Rob joins me on the podcast to talk about what it takes to become a writer, “public intellectual,” or however one wants to describe what we do. This conversation can serve as a guide for those who might try to follow a similar path. But even if you’re not going to be writing for a living, I think there’s still a lot you can get out of our talk, as it served as an opportunity for us to take a step back and reflect on our previous work — and really our lives — up to this point.
When we got to the topic of each of our writing processes, I came to realize that we have deep differences regarding how we get motivated, and our approach to life more generally. Rob says don’t romanticize the process, while my philosophy is that romanticizing everything is the key to joy and meaning. Writing is something he occasionally has to force himself to do, while I hate taking breaks and vacations, and wish family life didn’t pull me away from working even more. Rob of course is the psychologically normal one here, and which of us you decide to take advice from is going to depend on how exactly your mind works. Ironically, in the midst of our discussion about how we get ideas, I realized that I needed to at some point write an article on my romanticize everything philosophy. This is something I have thought about before but it’s been a while since I’ve reflected on it.
Other topics we cover include:
How we describe our jobs to other people
What it was like having one foot out the door of academia
How we both sort of stumbled into our current positions
The odds of actually making money at this
How to build an audience
The ways in which we use X
Internet fame as a way for single young men to find girlfriends
Avoiding audience capture
Why we were both lucky to start our newsletters around the time that we did, rather than a few years later
Dealing with book publishers and the prestige media
Why journalists, academics, and independent writers all tend to share similar characteristics
The ways in which various writers like Razib Khan, Scott Alexander, Freddie deBoer, and others have been able to make it on their own, and how their different backgrounds have contributed to their success
This ended up being one of the most inspiring conversations I’ve had in a while. It was fascinating to hear Rob’s story and invigorating to reflect on my own, and I felt a sense of overwhelming gratitude when considering just how much serendipity was needed for both of us to end up where we are.
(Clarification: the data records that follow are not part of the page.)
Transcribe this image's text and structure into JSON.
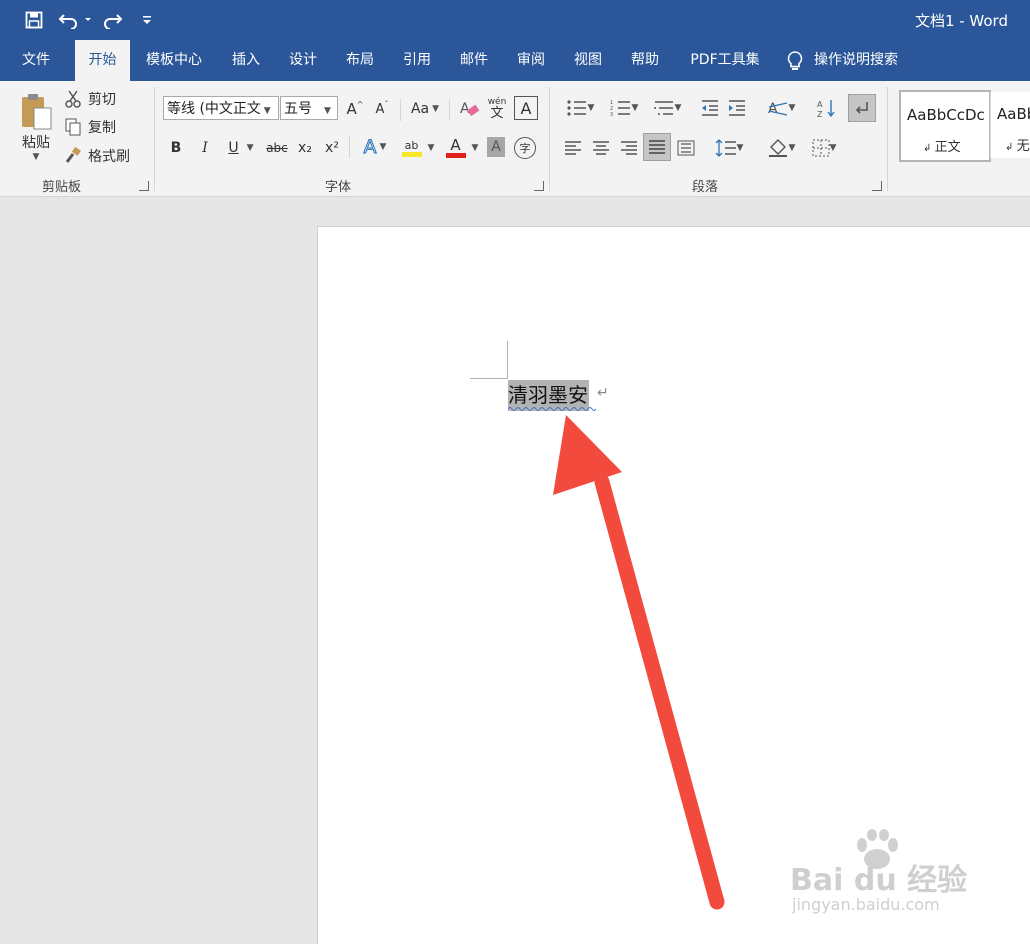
{
  "quick_access": {
    "save_icon": "save-icon",
    "undo_icon": "undo-icon",
    "redo_icon": "redo-icon",
    "customize_icon": "customize-icon"
  },
  "window": {
    "title": "文档1  -  Word"
  },
  "tabs": [
    "文件",
    "开始",
    "模板中心",
    "插入",
    "设计",
    "布局",
    "引用",
    "邮件",
    "审阅",
    "视图",
    "帮助",
    "PDF工具集"
  ],
  "tell_me": {
    "icon": "lightbulb-icon",
    "label": "操作说明搜索"
  },
  "clipboard": {
    "paste": "粘贴",
    "cut": "剪切",
    "copy": "复制",
    "format_painter": "格式刷",
    "group_label": "剪贴板"
  },
  "font": {
    "font_name": "等线 (中文正文",
    "font_size": "五号",
    "grow": "A",
    "shrink": "A",
    "change_case": "Aa",
    "phonetic": "wén",
    "bold": "B",
    "italic": "I",
    "underline": "U",
    "strikethrough": "abc",
    "subscript": "x₂",
    "superscript": "x²",
    "text_effects": "A",
    "highlight": "ab",
    "font_color": "A",
    "char_shading": "A",
    "enclose": "字",
    "group_label": "字体"
  },
  "paragraph": {
    "group_label": "段落"
  },
  "styles": {
    "normal_preview": "AaBbCcDc",
    "normal_label": "正文",
    "no_spacing_preview": "AaBb",
    "no_spacing_label": "无"
  },
  "document": {
    "text": "清羽墨安",
    "para_mark": "↵"
  },
  "watermark": {
    "brand": "Bai du 经验",
    "url": "jingyan.baidu.com"
  },
  "colors": {
    "ribbon_blue": "#2b579a",
    "arrow_red": "#f24a3d",
    "highlight_yellow": "#f7e92a",
    "font_red": "#e0201b"
  }
}
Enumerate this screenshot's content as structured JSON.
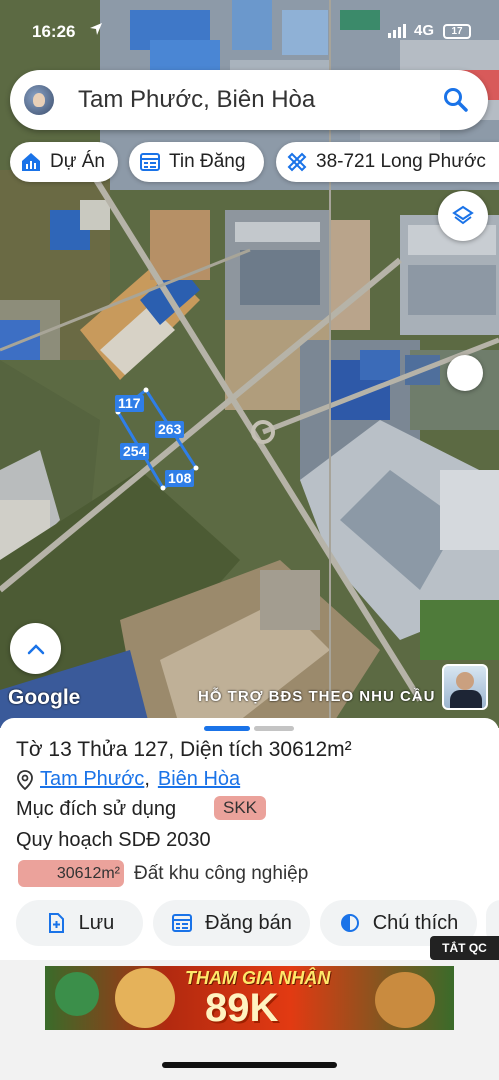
{
  "status_bar": {
    "time": "16:26",
    "network": "4G",
    "battery": "17"
  },
  "search": {
    "query": "Tam Phước, Biên Hòa"
  },
  "chips": [
    {
      "label": "Dự Án",
      "icon": "home-chart-icon"
    },
    {
      "label": "Tin Đăng",
      "icon": "listing-icon"
    },
    {
      "label": "38-721 Long Phước",
      "icon": "ruler-pencil-icon"
    }
  ],
  "map": {
    "lot_edge_lengths": [
      "117",
      "263",
      "254",
      "108"
    ],
    "attribution": "Google",
    "ad_caption": "HỖ TRỢ BĐS  THEO NHU CẦU"
  },
  "parcel": {
    "title": "Tờ 13 Thửa 127, Diện tích 30612m²",
    "ward": "Tam Phước",
    "separator": ",",
    "city": "Biên Hòa",
    "usage_label": "Mục đích sử dụng",
    "usage_code": "SKK",
    "planning_label": "Quy hoạch SDĐ 2030",
    "planning_area": "30612m²",
    "planning_type": "Đất khu công nghiệp"
  },
  "actions": [
    {
      "label": "Lưu",
      "icon": "add-document-icon"
    },
    {
      "label": "Đăng bán",
      "icon": "calendar-list-icon"
    },
    {
      "label": "Chú thích",
      "icon": "half-circle-icon"
    }
  ],
  "ads": {
    "close_label": "TẮT QC",
    "banner_line1": "THAM GIA NHẬN",
    "banner_line2": "89K"
  },
  "colors": {
    "accent": "#1a73e8",
    "lot_outline": "#2f7ee8",
    "usage_badge": "#eba29b"
  }
}
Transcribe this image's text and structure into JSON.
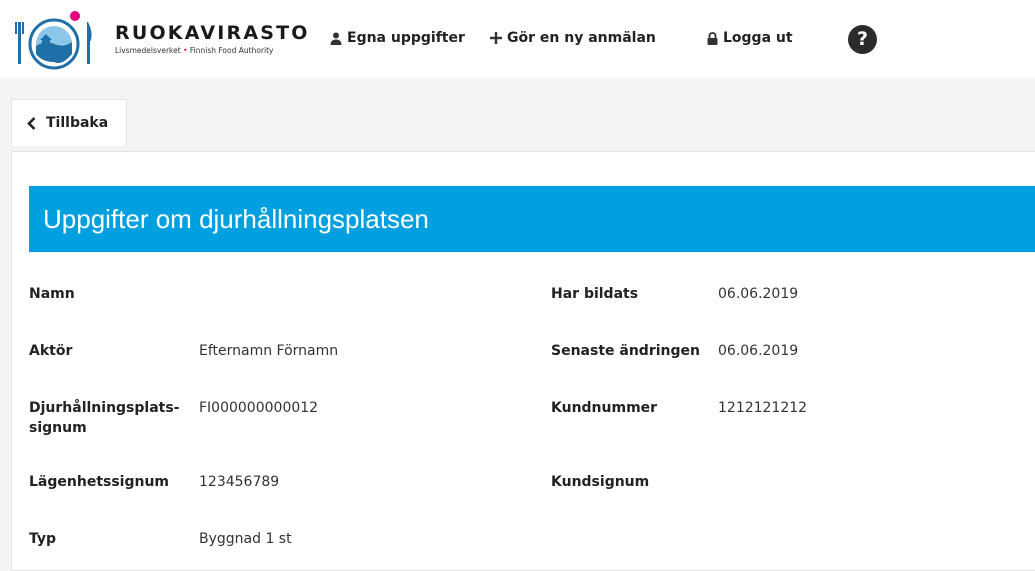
{
  "header": {
    "brand_name": "RUOKAVIRASTO",
    "brand_sub_left": "Livsmedelsverket",
    "brand_sub_dot": "•",
    "brand_sub_right": "Finnish Food Authority",
    "nav": {
      "profile_label": "Egna uppgifter",
      "new_report_label": "Gör en ny anmälan",
      "logout_label": "Logga ut",
      "help_label": "?"
    }
  },
  "back_label": "Tillbaka",
  "section_title": "Uppgifter om djurhållningsplatsen",
  "fields_left": [
    {
      "label": "Namn",
      "value": ""
    },
    {
      "label": "Aktör",
      "value": "Efternamn Förnamn"
    },
    {
      "label_line1": "Djurhållningsplats-",
      "label_line2": "signum",
      "value": "FI000000000012"
    },
    {
      "label": "Lägenhetssignum",
      "value": "123456789"
    },
    {
      "label": "Typ",
      "value": "Byggnad 1 st"
    }
  ],
  "fields_right": [
    {
      "label": "Har bildats",
      "value": "06.06.2019"
    },
    {
      "label": "Senaste ändringen",
      "value": "06.06.2019"
    },
    {
      "label": "Kundnummer",
      "value": "1212121212"
    },
    {
      "label": "Kundsignum",
      "value": ""
    }
  ],
  "colors": {
    "banner": "#009fdf",
    "logo_dot": "#e5007d",
    "logo_blue": "#1f6fa8"
  }
}
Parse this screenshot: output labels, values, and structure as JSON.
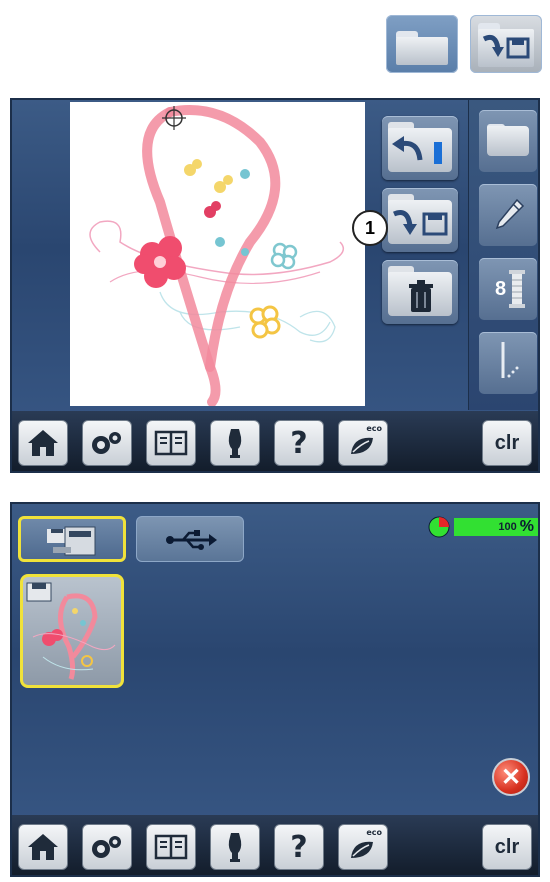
{
  "legend": {
    "folder_icon": "folder-icon",
    "save_to_file_icon": "save-to-file-icon"
  },
  "screen1": {
    "callout_number": "1",
    "middle_tiles": [
      "load-from-file-icon",
      "save-to-file-icon",
      "delete-icon"
    ],
    "right_tiles": [
      "folder-icon",
      "pencil-icon",
      "thread-spool-icon",
      "needle-icon"
    ],
    "thread_count": "8"
  },
  "screen2": {
    "source_tabs": [
      "machine-memory-icon",
      "usb-icon"
    ],
    "memory_percent": "100",
    "percent_sign": "%",
    "close_icon": "close-icon"
  },
  "bottom_bar": {
    "icons": [
      "home-icon",
      "setup-icon",
      "tutorial-icon",
      "sewing-consultant-icon",
      "help-icon",
      "eco-icon"
    ],
    "help_glyph": "?",
    "eco_label": "eco",
    "clear_label": "clr"
  },
  "colors": {
    "accent_yellow": "#f0e23a",
    "memory_green": "#32e032",
    "close_red": "#d73120",
    "screen_blue": "#2a4670"
  }
}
Below, you can watch the video of our discussion or read the transcript, lightly edited for clarity.